Two years ago, my parents gave my a copy of Ryan Holiday’s The Daily Stoic for the holidays. During 2017, I read the 365 daily musings religiously, and lately I’ve been picking the book up again. The stoic philosophies of Seneca, Marcus Aurelius, and Epictetus have been hitting home especially hard this year, as everything I thought that I was, has been slowly mutating before my eyes.
The last ten months have been filled with trial and tribulation, and the last four months have been everything I imagine hell to be, and more.
Over the weekend, my boyfriend (who towers a foot above me) pointed out that I’m developing some nickel-sized bald spots. I commented that it must empathetic alopecia, but I couldn’t bring myself to laugh at the joke.

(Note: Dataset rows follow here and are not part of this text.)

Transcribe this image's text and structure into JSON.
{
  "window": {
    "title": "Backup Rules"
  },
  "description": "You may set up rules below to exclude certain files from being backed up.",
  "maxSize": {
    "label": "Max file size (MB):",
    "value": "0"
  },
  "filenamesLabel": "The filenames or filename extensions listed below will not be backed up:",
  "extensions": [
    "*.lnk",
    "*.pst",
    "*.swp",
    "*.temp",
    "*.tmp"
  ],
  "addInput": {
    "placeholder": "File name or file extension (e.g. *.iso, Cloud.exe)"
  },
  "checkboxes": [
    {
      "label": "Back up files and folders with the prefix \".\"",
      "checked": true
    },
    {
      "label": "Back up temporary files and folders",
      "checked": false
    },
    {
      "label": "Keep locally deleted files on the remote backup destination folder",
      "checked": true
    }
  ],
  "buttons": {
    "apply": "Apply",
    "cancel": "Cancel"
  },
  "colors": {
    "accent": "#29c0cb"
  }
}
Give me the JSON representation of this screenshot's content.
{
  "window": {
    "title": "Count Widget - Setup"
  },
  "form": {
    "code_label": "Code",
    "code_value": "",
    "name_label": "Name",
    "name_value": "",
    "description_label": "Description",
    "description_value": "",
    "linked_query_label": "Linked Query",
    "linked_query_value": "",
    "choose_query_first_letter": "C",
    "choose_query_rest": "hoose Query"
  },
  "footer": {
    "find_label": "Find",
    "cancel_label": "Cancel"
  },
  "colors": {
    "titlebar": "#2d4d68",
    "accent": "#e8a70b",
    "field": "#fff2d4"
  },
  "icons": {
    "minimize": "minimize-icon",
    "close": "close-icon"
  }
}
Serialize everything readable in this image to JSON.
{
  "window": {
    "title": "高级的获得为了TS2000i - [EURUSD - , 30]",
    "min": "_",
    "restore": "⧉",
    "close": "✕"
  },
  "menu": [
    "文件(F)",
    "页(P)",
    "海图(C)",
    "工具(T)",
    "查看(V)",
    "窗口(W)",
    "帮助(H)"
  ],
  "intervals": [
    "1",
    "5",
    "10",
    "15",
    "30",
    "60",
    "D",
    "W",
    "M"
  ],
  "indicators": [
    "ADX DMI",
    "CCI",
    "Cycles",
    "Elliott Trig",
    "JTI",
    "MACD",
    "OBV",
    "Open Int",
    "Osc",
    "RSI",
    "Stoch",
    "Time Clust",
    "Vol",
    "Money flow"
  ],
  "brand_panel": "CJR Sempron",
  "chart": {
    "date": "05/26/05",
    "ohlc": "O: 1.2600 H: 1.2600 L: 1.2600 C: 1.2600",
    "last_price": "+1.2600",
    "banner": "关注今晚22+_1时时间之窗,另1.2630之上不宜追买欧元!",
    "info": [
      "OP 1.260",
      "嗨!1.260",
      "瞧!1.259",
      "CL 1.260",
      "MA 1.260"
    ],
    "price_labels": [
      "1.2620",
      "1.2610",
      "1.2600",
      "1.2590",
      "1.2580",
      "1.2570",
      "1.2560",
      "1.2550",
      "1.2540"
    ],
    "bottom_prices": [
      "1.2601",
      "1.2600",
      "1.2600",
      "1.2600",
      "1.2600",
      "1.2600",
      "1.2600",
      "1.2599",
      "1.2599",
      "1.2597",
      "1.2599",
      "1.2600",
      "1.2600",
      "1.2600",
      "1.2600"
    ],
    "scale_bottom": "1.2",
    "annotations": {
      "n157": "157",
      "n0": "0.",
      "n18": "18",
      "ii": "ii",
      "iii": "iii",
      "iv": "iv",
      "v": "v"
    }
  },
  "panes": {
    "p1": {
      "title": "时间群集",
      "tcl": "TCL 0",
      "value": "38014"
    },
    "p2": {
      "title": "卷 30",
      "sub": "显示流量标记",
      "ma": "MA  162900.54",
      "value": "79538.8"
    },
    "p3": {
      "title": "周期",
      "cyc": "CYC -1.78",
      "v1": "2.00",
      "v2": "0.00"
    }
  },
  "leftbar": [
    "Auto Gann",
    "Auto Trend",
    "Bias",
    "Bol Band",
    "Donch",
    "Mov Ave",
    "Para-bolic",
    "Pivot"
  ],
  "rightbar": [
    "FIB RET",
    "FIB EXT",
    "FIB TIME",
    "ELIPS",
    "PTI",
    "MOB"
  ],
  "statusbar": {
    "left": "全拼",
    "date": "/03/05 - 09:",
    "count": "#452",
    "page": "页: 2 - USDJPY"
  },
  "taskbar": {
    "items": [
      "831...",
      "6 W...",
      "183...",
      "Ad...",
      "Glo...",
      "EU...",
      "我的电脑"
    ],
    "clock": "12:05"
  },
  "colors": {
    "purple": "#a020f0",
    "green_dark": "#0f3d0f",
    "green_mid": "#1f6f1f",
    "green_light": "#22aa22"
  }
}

Over the last year, I’ve lost my health, physical strength, friends, and self-esteem. In exchange, I’ve gained weight, joint pain, and an extreme sense of misalignment between my life as-is and how I imagined it would be.
A visit with my infectious disease doctor tomorrow will determine whether I switch to a different oral anti-fungal or am admitted to the hospital for a long-term intravenous treatment akin to chemotherapy. After 29 years of clean eating and regular exercise, I never imagined I would be in this position.
As much as I try to stay positive, if I’m being fully honest, most of the time I feel fat, weak, ugly, sick, lonely, and scared–the complete opposite of everything I previously believed myself to be. It has been incredibly hard for me to accept that I’m not currently in unison with the identity I had established for myself: healthy, fit, and happy.
“I judge you unfortunate because you have never lived through misfortune. You have passed through life without an opponent—no one can ever know what you are capable of, not even you.” – Seneca
The September 4th entry in The Daily Stoic is a reflection on the above quote. Author Ryan Holiday comments that those who have gone through difficult periods in life come to later wear those experiences as badges of honor. These tough periods are ultimately formative experiences. The challenges make us who we are.
Enduring so-called misfortune allows us to walk away with a better understanding of our own capacity and inner strength. Surviving a trial by fire is empowering because you know that in the future you can survive similar adversity. As Nietzsche said, “what does not kill me makes me stronger.”
Holiday encourages the reader to ask themselves: if thing look like they might take a bad turn or your luck might change, why worry? Perhaps this current challenge may be one of those formative experiences that you will be grateful for later.
At the moment, it is difficult to see the future shoots of life emerging from this ashen landscape. And yet, I do have hope–though a small and fleeting glimmer, it is here with me.
All of the people whom I most admire have faced excruciating misfortune, whether a near-death experience, the loss of a loved one, or leaving a dream job that didn’t live up to expectations. Each of these individuals is stronger and more resilient in spite of the adversity that once paralyzed them with fear.
Though, at the moment, I feel the weakest I ever have–physically, mentally, and emotionally–I believe, without a doubt, that a strength greater than anything I’ve previously know lies just around the corner.
Perhaps I am fortunate to have been met with this seeming misfortune, this opportunity to know just what it is I am truly capable of. I do believe that I can overcome this, and I do believe that I will.
And, if you’re suffering, I believe wholeheartedly in you too. You will overcome whatever challenges plague you, and you will come out stronger.
Here’s to continually asking and answering the question: What am I capable of? And here’s to the kind of chaos and darkness that will lead us to our brightest constellations.